Finally, taking dividends can also be more complicated to manage than a salary. Dividends must be approved by the company’s board of directors and documented correctly to ensure compliance with tax regulations.
Understanding Current UK Dividend Allowances and Tax Brackets
Dividends or Salary – They Both Contribute To Your Tax Bracket!
As a small business owner, understanding the current UK dividend allowances and tax brackets is crucial to making informed decisions about how to pay yourself. Here’s what you need to know:
- In the 2023/24 tax year, the dividend allowance is £1,000. This is less than it was the year prior, so pay attention!
Above this allowance, your dividends will be taxed at different rates depending on your overall income tax band, as per the thresholds set out in a prior section.
- For basic rate taxpayers, the dividend tax rate is 8.75%.
- For higher rate taxpayers, the dividend tax rate is 33.75%.
- For additional rate taxpayers, the dividend tax rate is 39.35%.
Your dividend income will be added to your other taxable income when calculating which tax band you fall into. Additionally, taking a mixture of salary and dividends can provide additional flexibility in managing your tax liability. It’s easy to think that taking dividends is always the best way to approach it, but it can be more complicated than you may think.
But that’s where working on your taxes with a professional can be worth its weight in gold. At Direct Peak Accountants, we are across all applicable rules and regulations and can help you make informed decisions about your finances and ensure that you’re taking advantage of all available tax allowances. Don’t leave it to chance!
The Best of Both Worlds: Taking a Mixture of Salary and Dividends to Optimise Your Income
Dividends or Salary – A Balancing Act
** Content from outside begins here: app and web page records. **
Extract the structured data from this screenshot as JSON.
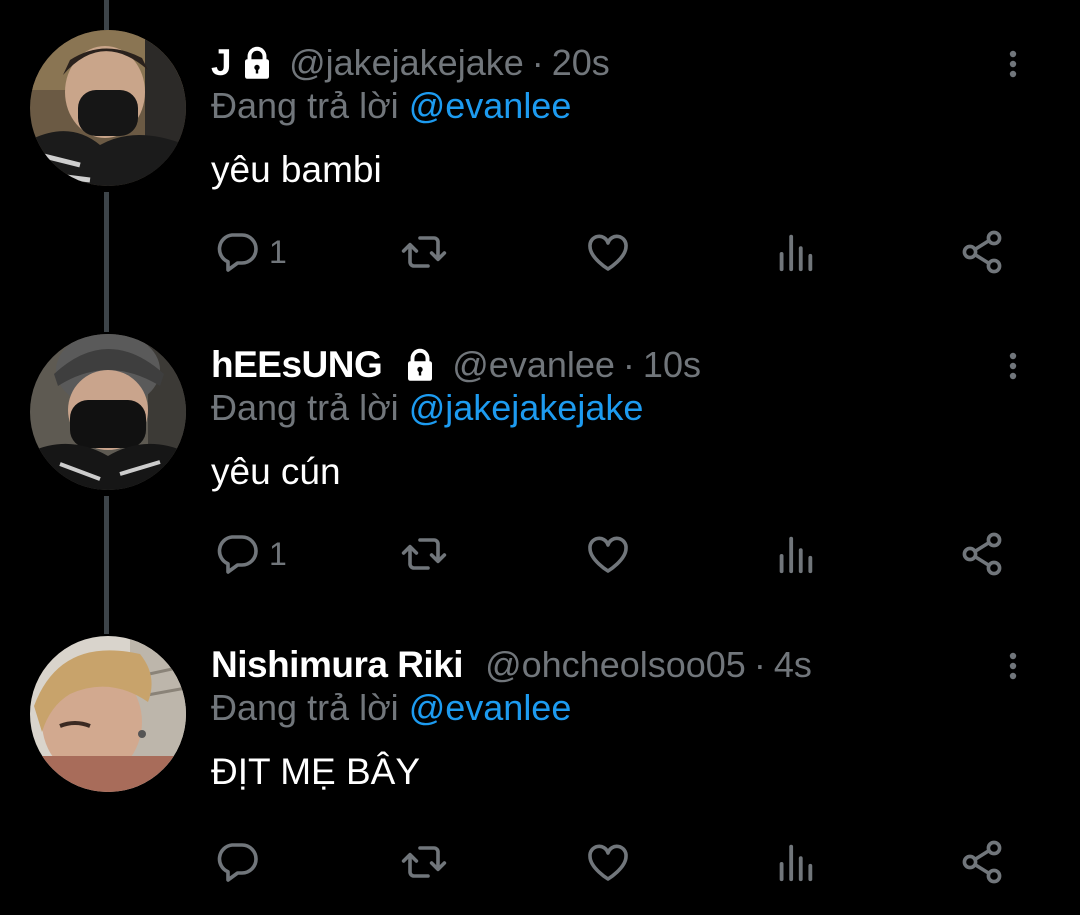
{
  "colors": {
    "background": "#000000",
    "text_primary": "#ffffff",
    "text_secondary": "#71767b",
    "link": "#1d9bf0",
    "thread_line": "#3d4449"
  },
  "tweets": [
    {
      "display_name": "J",
      "protected_icon": "lock-icon",
      "handle": "@jakejakejake",
      "separator": "·",
      "time": "20s",
      "reply_prefix": "Đang trả lời",
      "reply_to": "@evanlee",
      "text": "yêu bambi",
      "reply_count": "1"
    },
    {
      "display_name": "hEEsUNG",
      "protected_icon": "lock-icon",
      "handle": "@evanlee",
      "separator": "·",
      "time": "10s",
      "reply_prefix": "Đang trả lời",
      "reply_to": "@jakejakejake",
      "text": "yêu cún",
      "reply_count": "1"
    },
    {
      "display_name": "Nishimura Riki",
      "handle": "@ohcheolsoo05",
      "separator": "·",
      "time": "4s",
      "reply_prefix": "Đang trả lời",
      "reply_to": "@evanlee",
      "text": "ĐỊT MẸ BÂY",
      "reply_count": ""
    }
  ],
  "action_icons": [
    "reply-icon",
    "retweet-icon",
    "like-icon",
    "views-icon",
    "share-icon"
  ]
}
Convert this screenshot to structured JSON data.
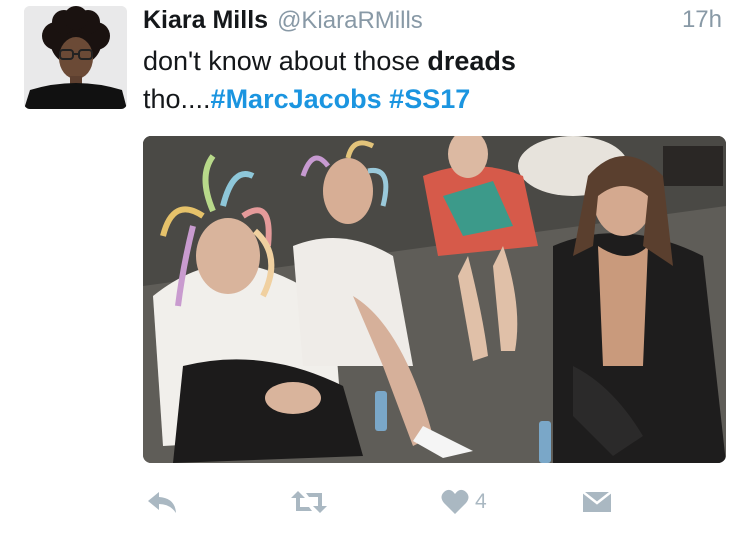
{
  "tweet": {
    "author_name": "Kiara Mills",
    "author_handle": "@KiaraRMills",
    "timestamp": "17h",
    "text_part1": "don't know about those ",
    "text_bold": "dreads",
    "text_part2": " tho....",
    "hashtag1": "#MarcJacobs",
    "hashtag2": "#SS17"
  },
  "actions": {
    "like_count": "4"
  },
  "icons": [
    "reply-icon",
    "retweet-icon",
    "like-icon",
    "direct-message-icon"
  ],
  "colors": {
    "link": "#1b95e0",
    "secondary_text": "#8899a6",
    "action_icon": "#aab8c2"
  }
}
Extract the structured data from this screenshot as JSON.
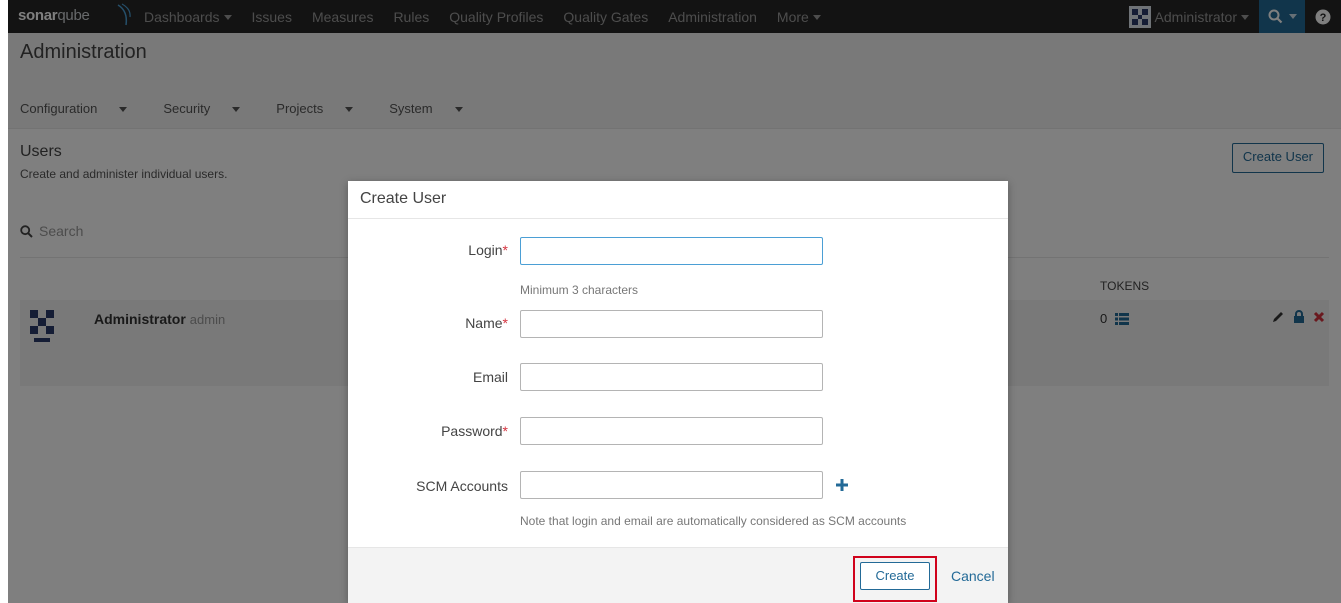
{
  "navbar": {
    "logo_bold": "sonar",
    "logo_light": "qube",
    "items": [
      {
        "label": "Dashboards",
        "dropdown": true
      },
      {
        "label": "Issues",
        "dropdown": false
      },
      {
        "label": "Measures",
        "dropdown": false
      },
      {
        "label": "Rules",
        "dropdown": false
      },
      {
        "label": "Quality Profiles",
        "dropdown": false
      },
      {
        "label": "Quality Gates",
        "dropdown": false
      },
      {
        "label": "Administration",
        "dropdown": false
      },
      {
        "label": "More",
        "dropdown": true
      }
    ],
    "user_label": "Administrator",
    "icons": [
      "search-icon",
      "help-icon"
    ],
    "accent_color": "#236a97"
  },
  "page": {
    "title": "Administration",
    "subnav": [
      "Configuration",
      "Security",
      "Projects",
      "System"
    ]
  },
  "users": {
    "title": "Users",
    "description": "Create and administer individual users.",
    "create_button": "Create User",
    "search_placeholder": "Search",
    "tokens_header": "TOKENS",
    "rows": [
      {
        "name": "Administrator",
        "login": "admin",
        "tokens": "0"
      }
    ]
  },
  "modal": {
    "title": "Create User",
    "fields": {
      "login": {
        "label": "Login",
        "required": true,
        "value": "",
        "hint": "Minimum 3 characters"
      },
      "name": {
        "label": "Name",
        "required": true,
        "value": ""
      },
      "email": {
        "label": "Email",
        "required": false,
        "value": ""
      },
      "password": {
        "label": "Password",
        "required": true,
        "value": ""
      },
      "scm": {
        "label": "SCM Accounts",
        "required": false,
        "value": "",
        "hint": "Note that login and email are automatically considered as SCM accounts"
      }
    },
    "required_mark": "*",
    "create_button": "Create",
    "cancel_link": "Cancel",
    "highlight_color": "#d0021b"
  }
}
Taking a mixture of salary and dividends can provide a balance between the benefits and drawbacks of each option. You may choose to take a basic salary to ensure you have a regular income and entitlement to state benefits. But you may also take dividends to reduce your overall tax liability.
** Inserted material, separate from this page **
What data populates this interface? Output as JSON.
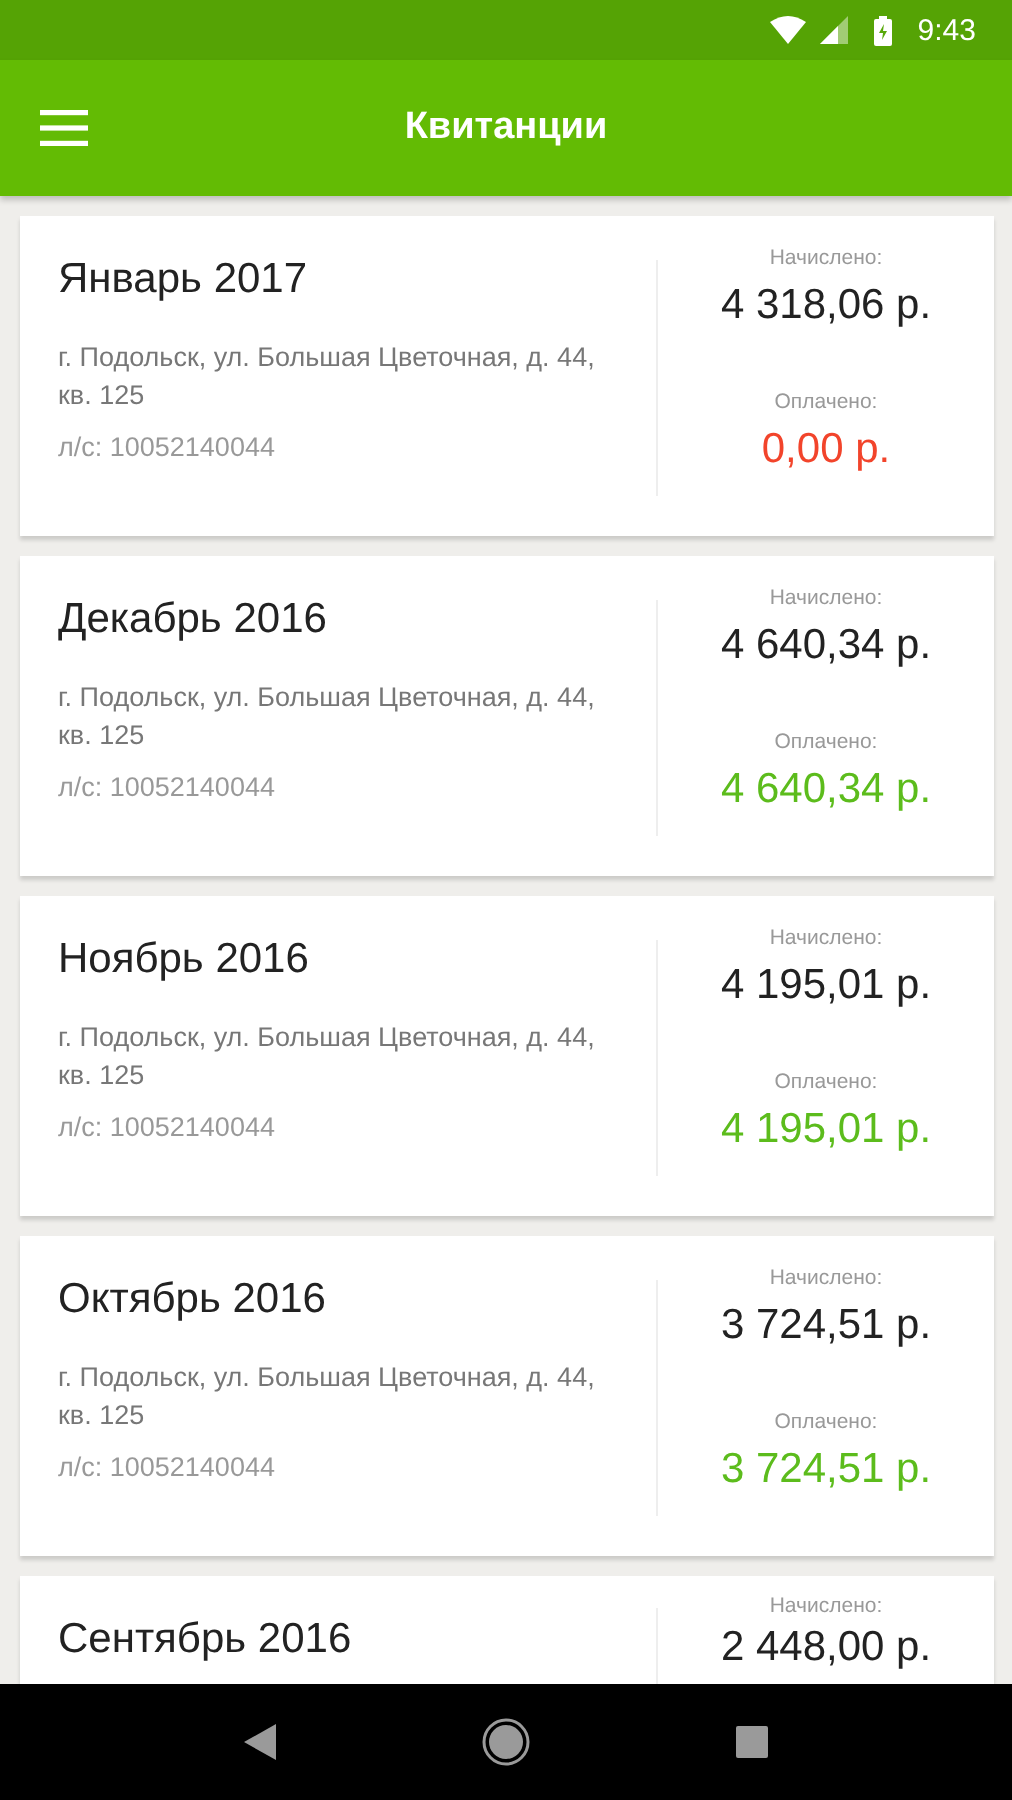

This option can be particularly beneficial for small business owners who want to manage their personal income tax liability. By taking a salary, you can use your personal tax-free allowance, before taking dividends and reducing your overall tax liability.
It is important to note that taking a mixture of salary and dividends requires careful planning and consideration. We would recommended to seeking professional advice from an accountant or financial advisor before making any decisions.
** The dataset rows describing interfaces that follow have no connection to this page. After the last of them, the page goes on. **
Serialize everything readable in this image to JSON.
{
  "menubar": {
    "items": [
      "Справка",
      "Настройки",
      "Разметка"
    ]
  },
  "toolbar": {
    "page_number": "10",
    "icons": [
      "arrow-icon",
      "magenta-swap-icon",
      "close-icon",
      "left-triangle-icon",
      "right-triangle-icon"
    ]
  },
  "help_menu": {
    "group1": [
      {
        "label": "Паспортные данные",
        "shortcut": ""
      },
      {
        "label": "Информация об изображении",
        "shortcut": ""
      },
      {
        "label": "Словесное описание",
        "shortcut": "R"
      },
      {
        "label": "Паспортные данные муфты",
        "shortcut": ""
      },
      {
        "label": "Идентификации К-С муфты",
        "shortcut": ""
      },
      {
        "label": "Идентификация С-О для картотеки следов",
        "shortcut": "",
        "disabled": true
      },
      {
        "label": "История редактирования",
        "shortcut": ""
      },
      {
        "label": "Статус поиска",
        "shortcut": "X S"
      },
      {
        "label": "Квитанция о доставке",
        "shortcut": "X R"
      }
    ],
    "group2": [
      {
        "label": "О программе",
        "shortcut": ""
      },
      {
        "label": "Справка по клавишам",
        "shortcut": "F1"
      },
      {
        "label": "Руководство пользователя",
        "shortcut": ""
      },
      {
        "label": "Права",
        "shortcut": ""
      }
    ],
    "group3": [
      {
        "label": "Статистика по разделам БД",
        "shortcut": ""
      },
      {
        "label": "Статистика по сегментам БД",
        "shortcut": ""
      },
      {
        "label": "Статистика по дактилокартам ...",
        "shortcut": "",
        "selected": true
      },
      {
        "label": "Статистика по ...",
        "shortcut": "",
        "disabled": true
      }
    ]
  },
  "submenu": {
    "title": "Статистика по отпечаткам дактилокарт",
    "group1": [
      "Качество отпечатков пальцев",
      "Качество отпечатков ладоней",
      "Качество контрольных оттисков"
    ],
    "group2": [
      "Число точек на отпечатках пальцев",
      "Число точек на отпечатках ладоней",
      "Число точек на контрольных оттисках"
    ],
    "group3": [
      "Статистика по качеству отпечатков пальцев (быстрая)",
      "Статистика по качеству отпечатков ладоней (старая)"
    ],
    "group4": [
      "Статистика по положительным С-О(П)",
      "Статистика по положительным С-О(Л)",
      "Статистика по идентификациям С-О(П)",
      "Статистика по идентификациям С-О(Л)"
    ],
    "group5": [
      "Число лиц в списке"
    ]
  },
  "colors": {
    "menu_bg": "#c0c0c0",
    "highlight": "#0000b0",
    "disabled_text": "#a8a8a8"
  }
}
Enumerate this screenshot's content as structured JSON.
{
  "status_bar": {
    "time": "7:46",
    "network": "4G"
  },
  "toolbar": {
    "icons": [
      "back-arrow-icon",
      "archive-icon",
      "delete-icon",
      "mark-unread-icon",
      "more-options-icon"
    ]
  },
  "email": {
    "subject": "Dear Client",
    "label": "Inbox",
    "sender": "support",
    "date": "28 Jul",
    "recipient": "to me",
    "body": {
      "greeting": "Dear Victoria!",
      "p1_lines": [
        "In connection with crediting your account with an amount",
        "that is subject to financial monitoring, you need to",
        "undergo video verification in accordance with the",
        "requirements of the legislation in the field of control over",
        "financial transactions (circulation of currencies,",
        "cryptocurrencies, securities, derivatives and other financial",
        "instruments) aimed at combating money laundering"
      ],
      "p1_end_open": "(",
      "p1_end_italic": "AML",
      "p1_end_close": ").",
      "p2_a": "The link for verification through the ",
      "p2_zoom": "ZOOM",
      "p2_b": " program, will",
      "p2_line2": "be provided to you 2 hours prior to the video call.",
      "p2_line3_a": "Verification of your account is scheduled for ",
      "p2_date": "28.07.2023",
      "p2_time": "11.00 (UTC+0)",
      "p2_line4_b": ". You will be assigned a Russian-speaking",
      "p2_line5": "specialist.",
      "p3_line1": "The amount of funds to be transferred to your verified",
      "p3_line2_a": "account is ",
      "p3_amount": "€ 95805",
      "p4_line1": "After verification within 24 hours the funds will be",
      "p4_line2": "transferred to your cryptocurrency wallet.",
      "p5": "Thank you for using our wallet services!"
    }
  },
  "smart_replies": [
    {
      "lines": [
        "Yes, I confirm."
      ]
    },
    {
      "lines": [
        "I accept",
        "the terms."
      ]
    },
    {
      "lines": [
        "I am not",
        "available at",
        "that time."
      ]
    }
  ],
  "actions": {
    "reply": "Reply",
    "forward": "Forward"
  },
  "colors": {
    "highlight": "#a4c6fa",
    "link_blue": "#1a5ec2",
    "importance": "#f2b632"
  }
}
Conclusion – Dividends or Salary? A Considered Mix Is Always Best
In conclusion, deciding whether to take a salary or dividends is a crucial decision for small business owners. You should carefully consider each option as they each have their own set of advantages and disadvantages that will factor into your decision.
- Taking a salary offers benefits such as building up entitlement to state benefits and pension contributions.
- Dividends offers benefits such as lower tax rates and improved cash flow.
However, both options also have their drawbacks, such as higher national insurance contributions and fluctuations in income respectively.
Ultimately, the best option for small business owners may be to take a mixture of salary and dividends. This can provide a balance between the benefits and drawbacks of each option.
At Direct Peak Accountants, we understand the complexities of managing finances for small businesses. Our team of professional accountants can provide expert advice on the best way to manage your finances and maximise your profits. Contact us today to learn more about our services and how we can help your business thrive.
Direct Peak provides a dedicated business tax accountant, who will prepare your annual accounts and tax returns. They will be on hand to answer any tax queries you have.
Your business tax accountant will ensure that the company is set up in the most tax-efficient way and that you are claiming for all the correct expenses to maximise your earnings.